_Task directions_. If a line in the entries contains the string "Simple", include that line in your answer.

_Supplied data_.

--- --- ---

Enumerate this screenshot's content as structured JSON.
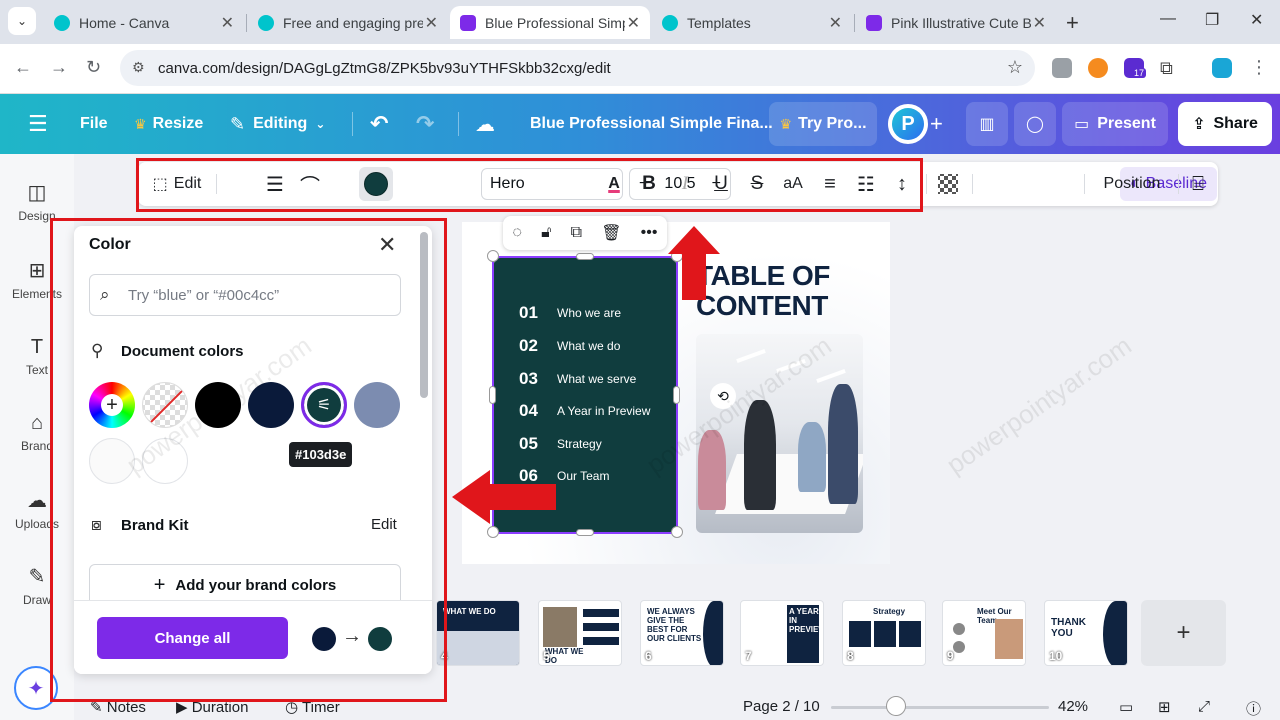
{
  "browser": {
    "tabs": [
      {
        "label": "Home - Canva"
      },
      {
        "label": "Free and engaging prese"
      },
      {
        "label": "Blue Professional Simple"
      },
      {
        "label": "Templates"
      },
      {
        "label": "Pink Illustrative Cute Bra"
      }
    ],
    "url": "canva.com/design/DAGgLgZtmG8/ZPK5bv93uYTHFSkbb32cxg/edit",
    "ext_badge": "17"
  },
  "header": {
    "file": "File",
    "resize": "Resize",
    "editing": "Editing",
    "doc_title": "Blue Professional Simple Fina...",
    "try_pro": "Try Pro...",
    "avatar_letter": "P",
    "present": "Present",
    "share": "Share"
  },
  "rail": [
    {
      "label": "Design"
    },
    {
      "label": "Elements"
    },
    {
      "label": "Text"
    },
    {
      "label": "Brand"
    },
    {
      "label": "Uploads"
    },
    {
      "label": "Draw"
    }
  ],
  "toolbar": {
    "edit": "Edit",
    "font": "Hero",
    "font_size": "10.5",
    "case": "aA",
    "baseline": "Baseline",
    "position": "Position",
    "current_color": "#103d3e"
  },
  "color_panel": {
    "title": "Color",
    "search_placeholder": "Try “blue” or “#00c4cc”",
    "document_colors_title": "Document colors",
    "swatches": [
      "#000000",
      "#0a1a3a",
      "#103d3e",
      "#7c8cb0",
      "#fafafa",
      "#ffffff"
    ],
    "tooltip": "#103d3e",
    "brand_kit": "Brand Kit",
    "brand_edit": "Edit",
    "add_brand": "Add your brand colors",
    "change_all": "Change all",
    "from_color": "#0a1a3a",
    "to_color": "#103d3e"
  },
  "slide": {
    "title_line1": "TABLE OF",
    "title_line2": "CONTENT",
    "items": [
      {
        "num": "01",
        "text": "Who we are"
      },
      {
        "num": "02",
        "text": "What we do"
      },
      {
        "num": "03",
        "text": "What we serve"
      },
      {
        "num": "04",
        "text": "A Year in Preview"
      },
      {
        "num": "05",
        "text": "Strategy"
      },
      {
        "num": "06",
        "text": "Our Team"
      }
    ]
  },
  "thumbnails": [
    {
      "num": "4",
      "title": "WHAT WE DO"
    },
    {
      "num": "5",
      "title": "WHAT WE DO"
    },
    {
      "num": "6",
      "title": "WE ALWAYS GIVE THE BEST FOR OUR CLIENTS"
    },
    {
      "num": "7",
      "title": "A YEAR IN PREVIEW"
    },
    {
      "num": "8",
      "title": "Strategy"
    },
    {
      "num": "9",
      "title": "Meet Our Team"
    },
    {
      "num": "10",
      "title": "THANK YOU"
    }
  ],
  "footer": {
    "notes": "Notes",
    "duration": "Duration",
    "timer": "Timer",
    "page": "Page 2 / 10",
    "zoom": "42%",
    "zoom_level": 0.3
  },
  "watermark": "powerpointyar.com"
}
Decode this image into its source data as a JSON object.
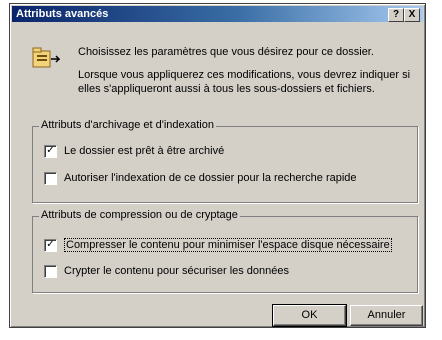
{
  "window": {
    "title": "Attributs avancés",
    "help_label": "?",
    "close_label": "X"
  },
  "intro": {
    "icon": "folder-attributes-icon",
    "line1": "Choisissez les paramètres que vous désirez pour ce dossier.",
    "line2": "Lorsque vous appliquerez ces modifications, vous devrez indiquer si elles s'appliqueront aussi à tous les sous-dossiers et fichiers."
  },
  "archive_group": {
    "title": "Attributs d'archivage et d'indexation",
    "options": [
      {
        "label": "Le dossier est prêt à être archivé",
        "checked": true
      },
      {
        "label": "Autoriser l'indexation de ce dossier pour la recherche rapide",
        "checked": false
      }
    ]
  },
  "compress_group": {
    "title": "Attributs de compression ou de cryptage",
    "options": [
      {
        "label": "Compresser le contenu pour minimiser l'espace disque nécessaire",
        "checked": true
      },
      {
        "label": "Crypter le contenu pour sécuriser les données",
        "checked": false
      }
    ]
  },
  "buttons": {
    "ok": "OK",
    "cancel": "Annuler"
  },
  "check_mark": "✓"
}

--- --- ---

_Response area_.
        "label": "Blue Professional Simple"
    "doc_title": "Blue Professional Simple Fina...",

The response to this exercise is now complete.